Black and British

Back in 2021, a Spoken Word Music Video collaboration unfolded when The Futz Butler approached our team with a concept: to craft a music video that would resonate deeply with audiences, particularly during Black History Month. This ambitious project aimed to boldly explore the multifaceted landscape of British blackness in a post-Brexit era, employing the powerful mediums of film, sound design, and the spoken word.

At the heart of this cinematic endeavour stood Tony D, a wordsmith, rapper, and esteemed figure in the realm of spoken word poetry. Known not only for his lyrical prowess but also for his genuine demeanour, Tony D brought a unique perspective to the project. As one of the founding members of the renowned Poisonous Poets collective, Tony D’s artistry had been forged on the crucible of battle rap stages across the globe. Yet, it was his ability to weave intricate narratives and provoke introspection through his words that truly distinguished him as a poet of remarkable depth, commanding the English language, more befitting of a Shakespearian scholar.

Futz Butler sought to harness Tony D’s formidable talent to create a film that would serve as a poignant reflection of the black British experience. Through Tony D’s compelling performance, the film aimed to navigate the complexities of identity, heritage, and belonging with unflinching honesty. Each carefully crafted verse was infused with cultural references, incisive observations, and thought-provoking inquiries, inviting viewers to confront uncomfortable truths and challenge prevailing narratives.

Under the deft direction of Yaz Merrin, the film took shape, guided by a singular vision: to disrupt conventional narratives and amplify voices that had long been marginalized. For Merrin, this project was more than just a creative endeavour; it was a call to action, a rallying cry for change. In her own words, she articulated her motivation: “I want to change the narrative. To tell a story of struggle and survival through the eyes of experience. And for people to recognize that as far down the road as we have travelled, there is still a way to go.”
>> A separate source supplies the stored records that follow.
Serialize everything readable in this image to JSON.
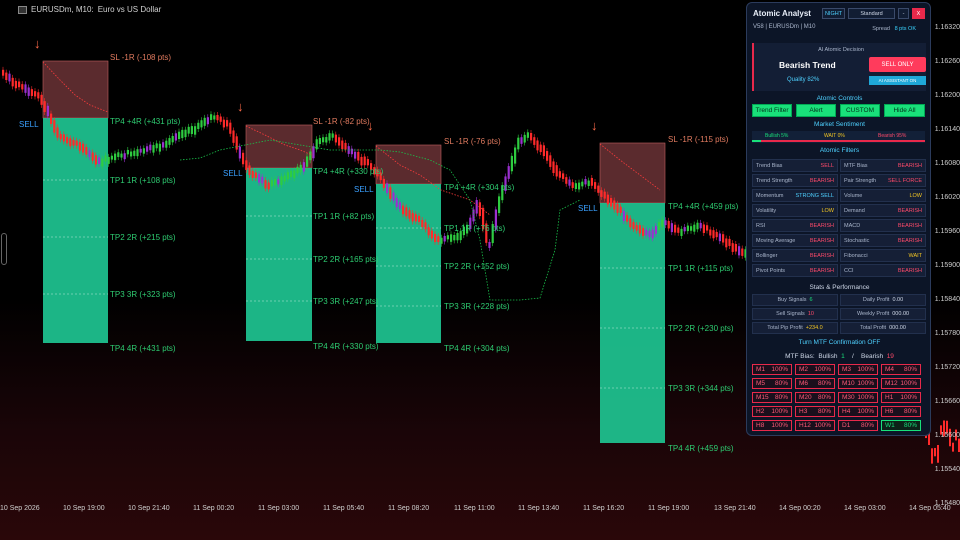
{
  "chart": {
    "symbol": "EURUSDm, M10:",
    "description": "Euro vs US Dollar",
    "prices": [
      "1.16320",
      "1.16260",
      "1.16200",
      "1.16140",
      "1.16080",
      "1.16020",
      "1.15960",
      "1.15900",
      "1.15840",
      "1.15780",
      "1.15720",
      "1.15660",
      "1.15600",
      "1.15540",
      "1.15480"
    ],
    "times": [
      "10 Sep 2026",
      "10 Sep 19:00",
      "10 Sep 21:40",
      "11 Sep 00:20",
      "11 Sep 03:00",
      "11 Sep 05:40",
      "11 Sep 08:20",
      "11 Sep 11:00",
      "11 Sep 13:40",
      "11 Sep 16:20",
      "11 Sep 19:00",
      "13 Sep 21:40",
      "14 Sep 00:20",
      "14 Sep 03:00",
      "14 Sep 05:40"
    ],
    "trades": [
      {
        "sl": "SL -1R (-108 pts)",
        "tp4a": "TP4  +4R (+431 pts)",
        "tp1": "TP1  1R (+108 pts)",
        "tp2": "TP2  2R (+215 pts)",
        "tp3": "TP3  3R (+323 pts)",
        "tp4": "TP4  4R (+431 pts)",
        "signal": "SELL"
      },
      {
        "sl": "SL -1R (-82 pts)",
        "tp4a": "TP4  +4R (+330 pts)",
        "tp1": "TP1  1R (+82 pts)",
        "tp2": "TP2  2R (+165 pts)",
        "tp3": "TP3  3R (+247 pts)",
        "tp4": "TP4  4R (+330 pts)",
        "signal": "SELL"
      },
      {
        "sl": "SL -1R (-76 pts)",
        "tp4a": "TP4  +4R (+304 pts)",
        "tp1": "TP1  1R (+76 pts)",
        "tp2": "TP2  2R (+152 pts)",
        "tp3": "TP3  3R (+228 pts)",
        "tp4": "TP4  4R (+304 pts)",
        "signal": "SELL"
      },
      {
        "sl": "SL -1R (-115 pts)",
        "tp4a": "TP4  +4R (+459 pts)",
        "tp1": "TP1  1R (+115 pts)",
        "tp2": "TP2  2R (+230 pts)",
        "tp3": "TP3  3R (+344 pts)",
        "tp4": "TP4  4R (+459 pts)",
        "signal": "SELL"
      }
    ],
    "colors": {
      "bull": "#2ecc40",
      "bear": "#ff2a2a",
      "neutral": "#9b30d0",
      "sl_zone": "#7a3a3e",
      "tp_zone": "#1fc995"
    }
  },
  "panel": {
    "title": "Atomic Analyst",
    "night_btn": "NIGHT",
    "standard_btn": "Standard",
    "min_btn": "-",
    "close_btn": "X",
    "subtitle": "V58 | EURUSDm | M10",
    "spread_label": "Spread",
    "spread_value": "8 pts OK",
    "decision_header": "AI Atomic Decision",
    "trend": "Bearish Trend",
    "quality": "Quality 82%",
    "sell_only": "SELL ONLY",
    "ai_assistant": "AI ASSISTANT ON",
    "controls_title": "Atomic Controls",
    "controls": [
      "Trend Filter",
      "Alert",
      "CUSTOM",
      "Hide All"
    ],
    "sentiment_title": "Market Sentiment",
    "sent_bull": "Bullish 5%",
    "sent_wait": "WAIT 0%",
    "sent_bear": "Bearish 95%",
    "filters_title": "Atomic Filters",
    "filters": [
      {
        "name": "Trend Bias",
        "value": "SELL",
        "color": "#ff4a6a"
      },
      {
        "name": "MTF Bias",
        "value": "BEARISH",
        "color": "#ff4a6a"
      },
      {
        "name": "Trend Strength",
        "value": "BEARISH",
        "color": "#ff4a6a"
      },
      {
        "name": "Pair Strength",
        "value": "SELL FORCE",
        "color": "#ff4a6a"
      },
      {
        "name": "Momentum",
        "value": "STRONG SELL",
        "color": "#4ed1ff"
      },
      {
        "name": "Volume",
        "value": "LOW",
        "color": "#f3c623"
      },
      {
        "name": "Volatility",
        "value": "LOW",
        "color": "#f3c623"
      },
      {
        "name": "Demand",
        "value": "BEARISH",
        "color": "#ff4a6a"
      },
      {
        "name": "RSI",
        "value": "BEARISH",
        "color": "#ff4a6a"
      },
      {
        "name": "MACD",
        "value": "BEARISH",
        "color": "#ff4a6a"
      },
      {
        "name": "Moving Average",
        "value": "BEARISH",
        "color": "#ff4a6a"
      },
      {
        "name": "Stochastic",
        "value": "BEARISH",
        "color": "#ff4a6a"
      },
      {
        "name": "Bollinger",
        "value": "BEARISH",
        "color": "#ff4a6a"
      },
      {
        "name": "Fibonacci",
        "value": "WAIT",
        "color": "#f3c623"
      },
      {
        "name": "Pivot Points",
        "value": "BEARISH",
        "color": "#ff4a6a"
      },
      {
        "name": "CCI",
        "value": "BEARISH",
        "color": "#ff4a6a"
      }
    ],
    "stats_title": "Stats & Performance",
    "stats": [
      {
        "name": "Buy Signals",
        "value": "6",
        "color": "#19e07a"
      },
      {
        "name": "Daily Profit",
        "value": "0.00",
        "color": "#cfd8e8"
      },
      {
        "name": "Sell Signals",
        "value": "10",
        "color": "#ff4a6a"
      },
      {
        "name": "Weekly Profit",
        "value": "000.00",
        "color": "#cfd8e8"
      },
      {
        "name": "Total Pip Profit",
        "value": "+234.0",
        "color": "#f3c623"
      },
      {
        "name": "Total Profit",
        "value": "000.00",
        "color": "#cfd8e8"
      }
    ],
    "mtf_toggle": "Turn MTF Confirmation OFF",
    "mtf_bias_label": "MTF Bias:",
    "mtf_bullish_label": "Bullish",
    "mtf_bullish": "1",
    "mtf_sep": "/",
    "mtf_bearish_label": "Bearish",
    "mtf_bearish": "19",
    "mtf": [
      {
        "tf": "M1",
        "pct": "100%",
        "bull": false
      },
      {
        "tf": "M2",
        "pct": "100%",
        "bull": false
      },
      {
        "tf": "M3",
        "pct": "100%",
        "bull": false
      },
      {
        "tf": "M4",
        "pct": "80%",
        "bull": false
      },
      {
        "tf": "M5",
        "pct": "80%",
        "bull": false
      },
      {
        "tf": "M6",
        "pct": "80%",
        "bull": false
      },
      {
        "tf": "M10",
        "pct": "100%",
        "bull": false
      },
      {
        "tf": "M12",
        "pct": "100%",
        "bull": false
      },
      {
        "tf": "M15",
        "pct": "80%",
        "bull": false
      },
      {
        "tf": "M20",
        "pct": "80%",
        "bull": false
      },
      {
        "tf": "M30",
        "pct": "100%",
        "bull": false
      },
      {
        "tf": "H1",
        "pct": "100%",
        "bull": false
      },
      {
        "tf": "H2",
        "pct": "100%",
        "bull": false
      },
      {
        "tf": "H3",
        "pct": "80%",
        "bull": false
      },
      {
        "tf": "H4",
        "pct": "100%",
        "bull": false
      },
      {
        "tf": "H6",
        "pct": "80%",
        "bull": false
      },
      {
        "tf": "H8",
        "pct": "100%",
        "bull": false
      },
      {
        "tf": "H12",
        "pct": "100%",
        "bull": false
      },
      {
        "tf": "D1",
        "pct": "80%",
        "bull": false
      },
      {
        "tf": "W1",
        "pct": "80%",
        "bull": true
      }
    ]
  }
}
As the project unfolded, it became increasingly evident that the spoken word music video medium was the perfect vehicle for conveying the raw emotions and nuanced perspectives embedded within the narrative. Tony D’s impassioned delivery, coupled with Merrin’s evocative direction, imbued each verse with a sense of urgency and authenticity, compelling viewers to confront uncomfortable truths and confront the systemic injustices that pervade society.

The resulting spoken word music video was nothing short of transformative – a testament to the power of art to provoke thought, inspire change, and foster empathy. By seamlessly weaving together elements of spoken word, music, and visual storytelling, the film transcended traditional boundaries, inviting audiences on a journey of introspection and discovery.

In the end, Futz Butler’s vision had been realized: a bold and uncompromising portrayal of the black British experience, brought to life through the transformative power of a spoken word music video. This is more than a music video, it is a catalyst for change, a testament to the enduring power of art to challenge perceptions, provoke dialogue, and inspire action.